== Requirement ==
The records appear below. Report how many of their lines contain the word "icon", giving the number alone.

The records: Begin

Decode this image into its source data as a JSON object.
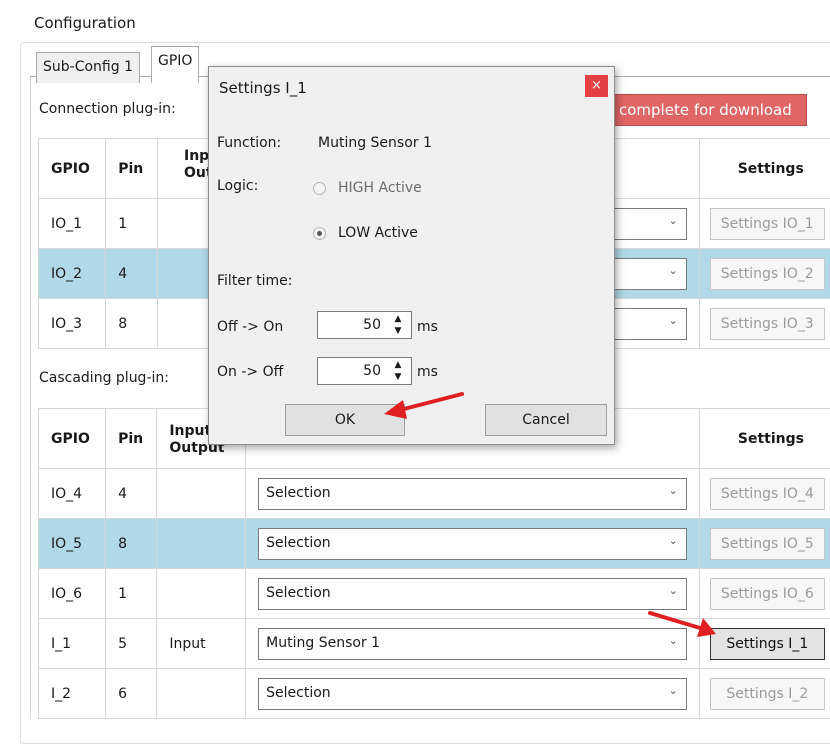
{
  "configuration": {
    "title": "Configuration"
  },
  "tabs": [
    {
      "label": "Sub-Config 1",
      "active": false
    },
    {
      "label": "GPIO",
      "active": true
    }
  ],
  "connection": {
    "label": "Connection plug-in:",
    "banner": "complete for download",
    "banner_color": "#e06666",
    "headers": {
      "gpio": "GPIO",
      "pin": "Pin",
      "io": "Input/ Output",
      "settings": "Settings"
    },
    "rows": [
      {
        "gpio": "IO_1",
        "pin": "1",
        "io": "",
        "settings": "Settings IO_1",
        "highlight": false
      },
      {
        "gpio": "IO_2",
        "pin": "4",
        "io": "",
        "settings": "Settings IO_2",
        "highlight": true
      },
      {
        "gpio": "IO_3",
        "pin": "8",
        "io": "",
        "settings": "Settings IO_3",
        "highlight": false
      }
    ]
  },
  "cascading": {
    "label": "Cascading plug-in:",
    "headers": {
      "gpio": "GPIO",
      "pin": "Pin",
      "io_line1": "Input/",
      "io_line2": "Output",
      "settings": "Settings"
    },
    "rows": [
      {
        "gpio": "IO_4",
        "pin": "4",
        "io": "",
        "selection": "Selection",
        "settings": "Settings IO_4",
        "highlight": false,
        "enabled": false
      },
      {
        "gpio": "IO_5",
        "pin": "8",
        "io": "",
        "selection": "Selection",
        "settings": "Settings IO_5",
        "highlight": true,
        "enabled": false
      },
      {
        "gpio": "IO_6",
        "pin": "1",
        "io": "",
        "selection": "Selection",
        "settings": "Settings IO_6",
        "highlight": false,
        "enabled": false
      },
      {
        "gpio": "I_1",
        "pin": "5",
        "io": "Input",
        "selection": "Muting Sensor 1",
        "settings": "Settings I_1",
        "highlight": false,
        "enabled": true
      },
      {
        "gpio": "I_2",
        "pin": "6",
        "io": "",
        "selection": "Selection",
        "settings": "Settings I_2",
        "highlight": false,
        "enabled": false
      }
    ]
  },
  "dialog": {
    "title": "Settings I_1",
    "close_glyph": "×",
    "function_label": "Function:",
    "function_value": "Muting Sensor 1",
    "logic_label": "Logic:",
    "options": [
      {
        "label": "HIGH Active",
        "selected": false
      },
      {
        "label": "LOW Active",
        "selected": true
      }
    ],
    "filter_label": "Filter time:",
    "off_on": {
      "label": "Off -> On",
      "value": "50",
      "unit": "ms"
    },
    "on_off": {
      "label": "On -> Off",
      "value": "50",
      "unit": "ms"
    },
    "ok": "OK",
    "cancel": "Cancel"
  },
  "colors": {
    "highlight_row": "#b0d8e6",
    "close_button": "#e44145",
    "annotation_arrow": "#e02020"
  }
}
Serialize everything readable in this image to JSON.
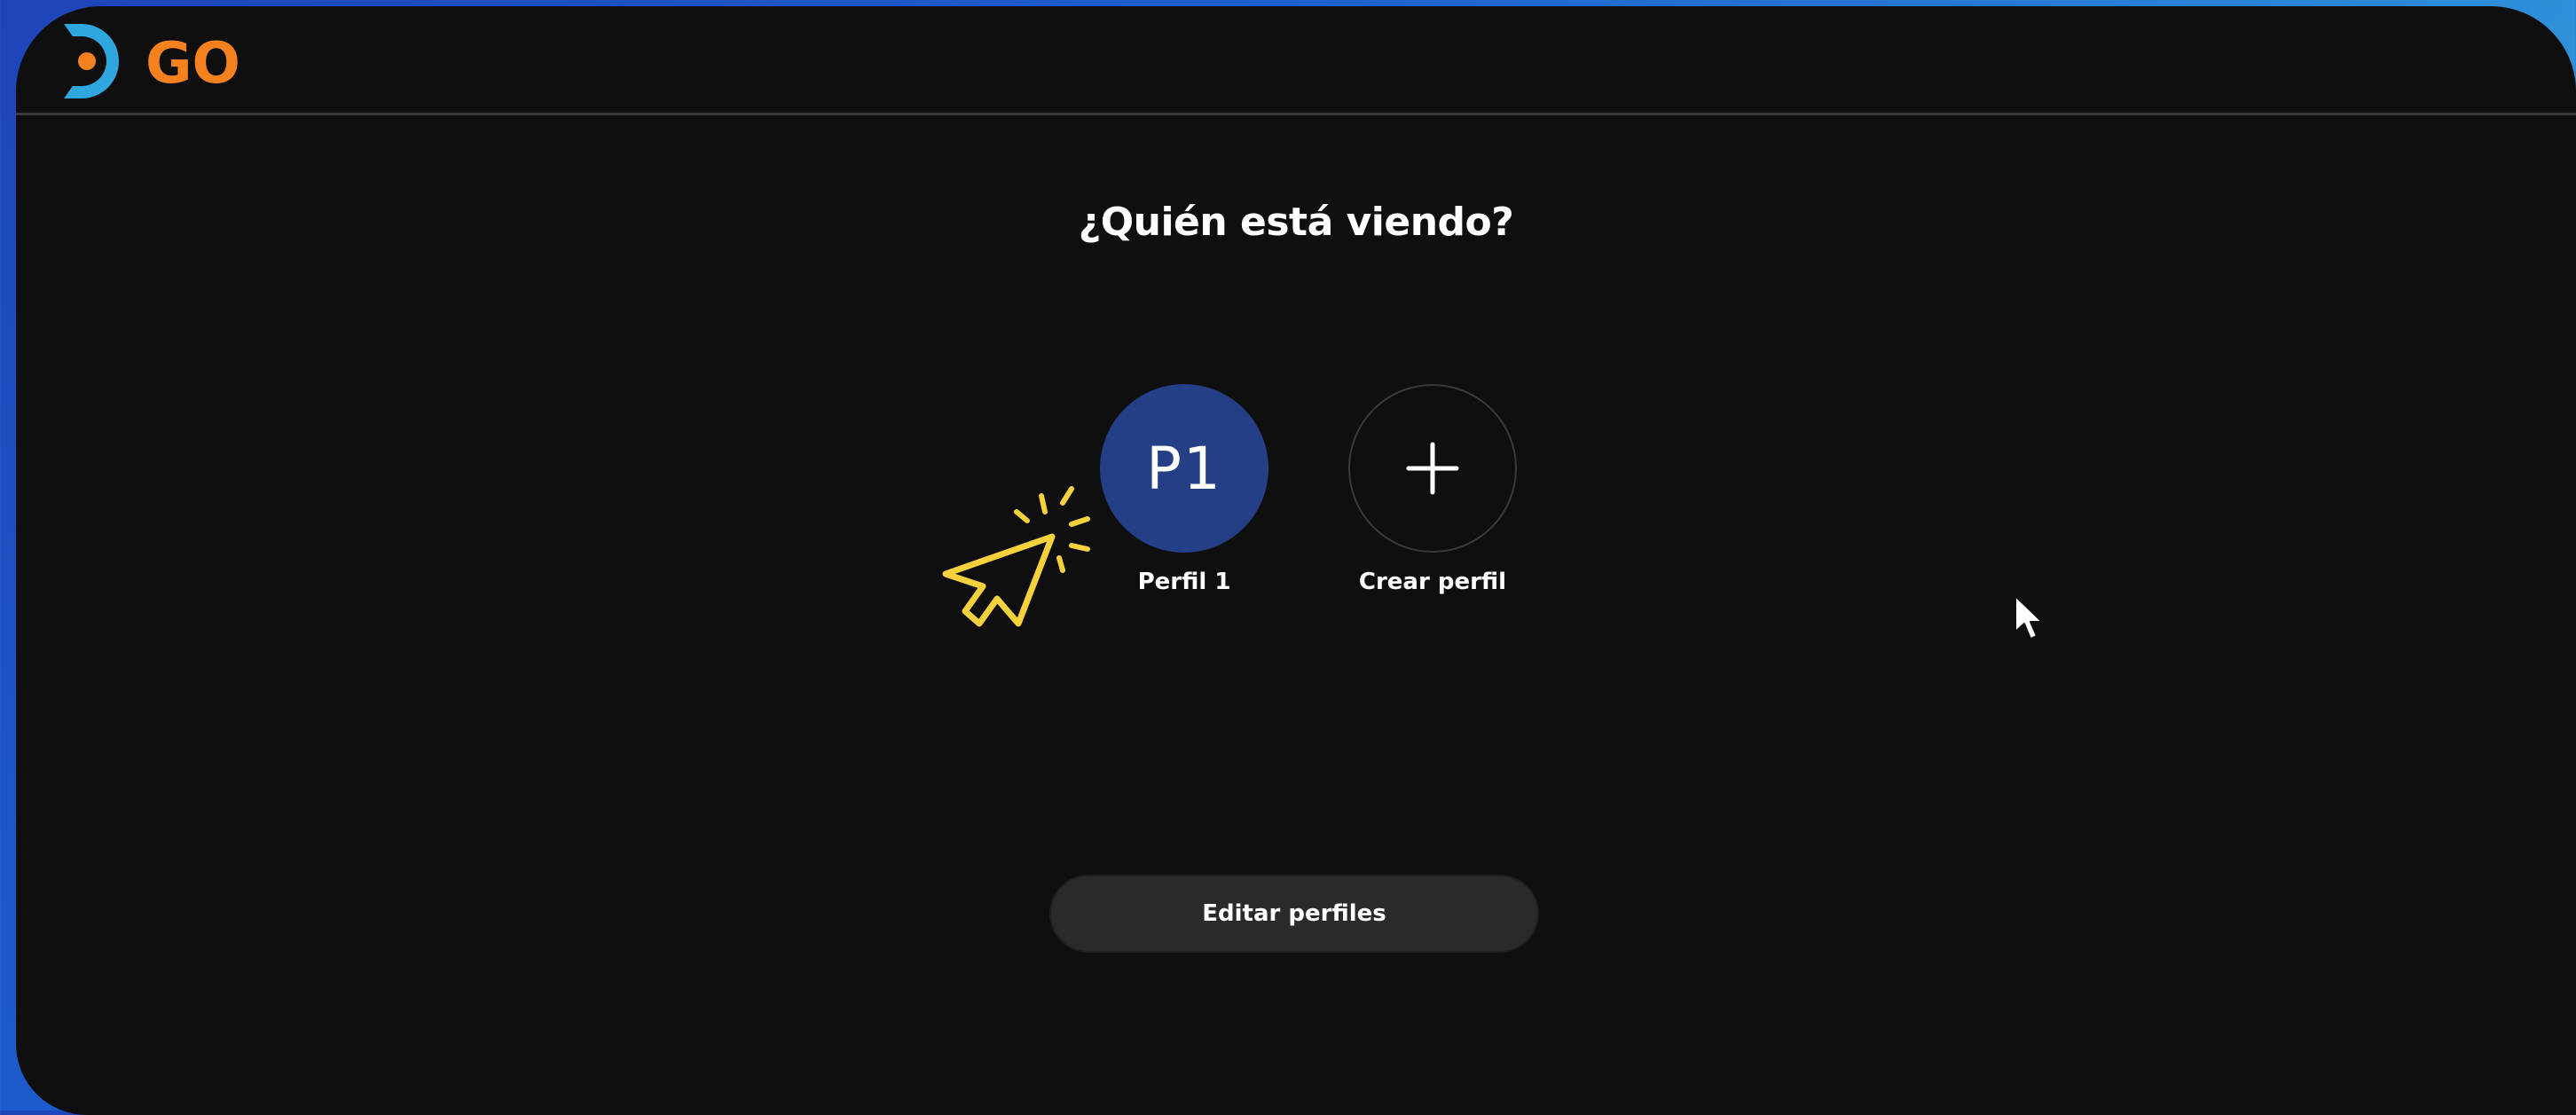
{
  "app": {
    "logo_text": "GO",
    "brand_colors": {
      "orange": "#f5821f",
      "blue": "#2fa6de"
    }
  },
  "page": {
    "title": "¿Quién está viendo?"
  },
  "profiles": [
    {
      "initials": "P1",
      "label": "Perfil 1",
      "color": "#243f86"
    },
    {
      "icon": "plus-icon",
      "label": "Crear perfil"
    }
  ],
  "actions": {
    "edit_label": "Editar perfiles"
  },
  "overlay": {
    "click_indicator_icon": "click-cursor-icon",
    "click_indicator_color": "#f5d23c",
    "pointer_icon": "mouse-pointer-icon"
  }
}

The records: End
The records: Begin

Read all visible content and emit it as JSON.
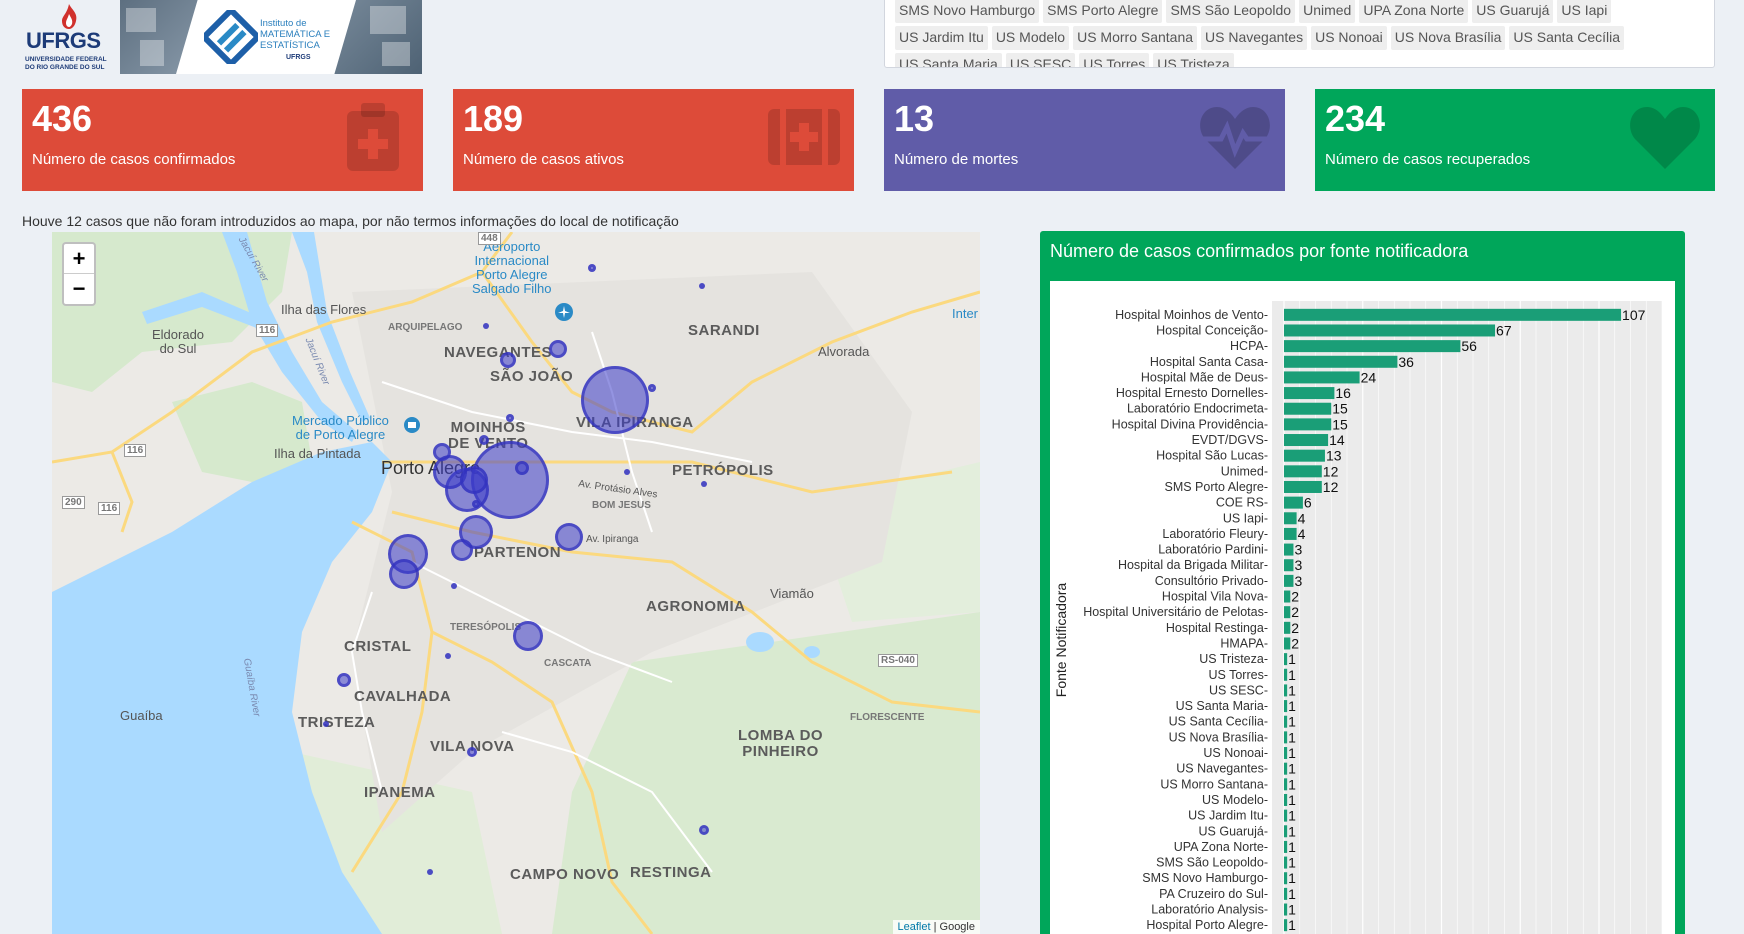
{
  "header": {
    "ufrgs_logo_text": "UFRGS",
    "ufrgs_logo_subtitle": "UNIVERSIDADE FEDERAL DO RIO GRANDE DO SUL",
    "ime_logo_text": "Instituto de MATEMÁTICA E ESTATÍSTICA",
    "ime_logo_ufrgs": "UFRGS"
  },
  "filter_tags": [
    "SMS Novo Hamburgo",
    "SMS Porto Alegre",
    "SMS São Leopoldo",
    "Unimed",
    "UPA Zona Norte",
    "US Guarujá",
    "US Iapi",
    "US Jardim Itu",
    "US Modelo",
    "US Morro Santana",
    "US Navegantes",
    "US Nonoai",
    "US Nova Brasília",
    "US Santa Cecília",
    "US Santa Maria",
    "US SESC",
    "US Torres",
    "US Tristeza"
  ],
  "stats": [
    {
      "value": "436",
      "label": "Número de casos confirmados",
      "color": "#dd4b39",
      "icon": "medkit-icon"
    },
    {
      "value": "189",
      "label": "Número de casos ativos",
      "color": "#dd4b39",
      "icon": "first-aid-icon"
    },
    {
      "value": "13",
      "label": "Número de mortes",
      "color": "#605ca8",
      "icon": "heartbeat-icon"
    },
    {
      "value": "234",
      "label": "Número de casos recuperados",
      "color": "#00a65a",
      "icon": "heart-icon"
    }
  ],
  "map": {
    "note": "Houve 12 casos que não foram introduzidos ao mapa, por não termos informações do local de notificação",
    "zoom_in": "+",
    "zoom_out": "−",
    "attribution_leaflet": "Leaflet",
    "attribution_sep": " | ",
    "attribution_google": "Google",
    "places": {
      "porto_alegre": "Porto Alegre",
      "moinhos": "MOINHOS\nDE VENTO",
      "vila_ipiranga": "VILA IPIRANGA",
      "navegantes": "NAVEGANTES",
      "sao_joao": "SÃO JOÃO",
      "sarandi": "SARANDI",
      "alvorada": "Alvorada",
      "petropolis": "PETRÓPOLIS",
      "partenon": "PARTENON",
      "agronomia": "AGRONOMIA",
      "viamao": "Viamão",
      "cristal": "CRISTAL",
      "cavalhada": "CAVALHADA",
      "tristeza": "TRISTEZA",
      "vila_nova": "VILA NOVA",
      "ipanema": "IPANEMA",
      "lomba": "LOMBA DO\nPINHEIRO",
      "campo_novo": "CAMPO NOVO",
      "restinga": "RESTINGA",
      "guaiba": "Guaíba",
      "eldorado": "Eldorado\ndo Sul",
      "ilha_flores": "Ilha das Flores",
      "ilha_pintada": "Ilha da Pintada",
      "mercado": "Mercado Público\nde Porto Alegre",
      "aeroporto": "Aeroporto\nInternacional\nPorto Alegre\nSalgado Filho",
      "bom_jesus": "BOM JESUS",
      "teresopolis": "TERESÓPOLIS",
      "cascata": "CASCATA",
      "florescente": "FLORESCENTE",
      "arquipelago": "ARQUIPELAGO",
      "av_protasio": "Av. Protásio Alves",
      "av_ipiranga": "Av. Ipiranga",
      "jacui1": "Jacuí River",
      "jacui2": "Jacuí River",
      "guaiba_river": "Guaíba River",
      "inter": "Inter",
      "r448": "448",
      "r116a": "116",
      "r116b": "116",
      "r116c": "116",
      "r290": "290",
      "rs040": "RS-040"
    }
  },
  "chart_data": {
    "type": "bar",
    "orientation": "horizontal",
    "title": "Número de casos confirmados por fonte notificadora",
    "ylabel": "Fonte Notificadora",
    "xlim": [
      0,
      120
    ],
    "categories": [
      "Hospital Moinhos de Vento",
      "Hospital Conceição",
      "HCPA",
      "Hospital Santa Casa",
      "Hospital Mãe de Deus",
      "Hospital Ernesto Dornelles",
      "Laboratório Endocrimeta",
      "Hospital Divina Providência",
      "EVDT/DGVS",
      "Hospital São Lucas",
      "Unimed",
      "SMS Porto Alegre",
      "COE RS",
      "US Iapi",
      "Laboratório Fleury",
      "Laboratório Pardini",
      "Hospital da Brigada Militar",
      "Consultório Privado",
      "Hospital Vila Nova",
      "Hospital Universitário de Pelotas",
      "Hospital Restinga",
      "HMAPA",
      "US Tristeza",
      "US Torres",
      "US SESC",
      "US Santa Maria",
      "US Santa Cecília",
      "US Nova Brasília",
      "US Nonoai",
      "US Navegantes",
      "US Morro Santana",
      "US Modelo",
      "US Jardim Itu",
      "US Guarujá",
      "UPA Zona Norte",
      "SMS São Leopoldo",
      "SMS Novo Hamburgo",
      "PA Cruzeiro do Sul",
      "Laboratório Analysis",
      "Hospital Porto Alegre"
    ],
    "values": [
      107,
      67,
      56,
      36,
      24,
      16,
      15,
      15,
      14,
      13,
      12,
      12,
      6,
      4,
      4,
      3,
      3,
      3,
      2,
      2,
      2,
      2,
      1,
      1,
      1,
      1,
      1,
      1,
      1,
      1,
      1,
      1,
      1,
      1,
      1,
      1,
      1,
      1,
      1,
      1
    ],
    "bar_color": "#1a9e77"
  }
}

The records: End

== Solution below ==
7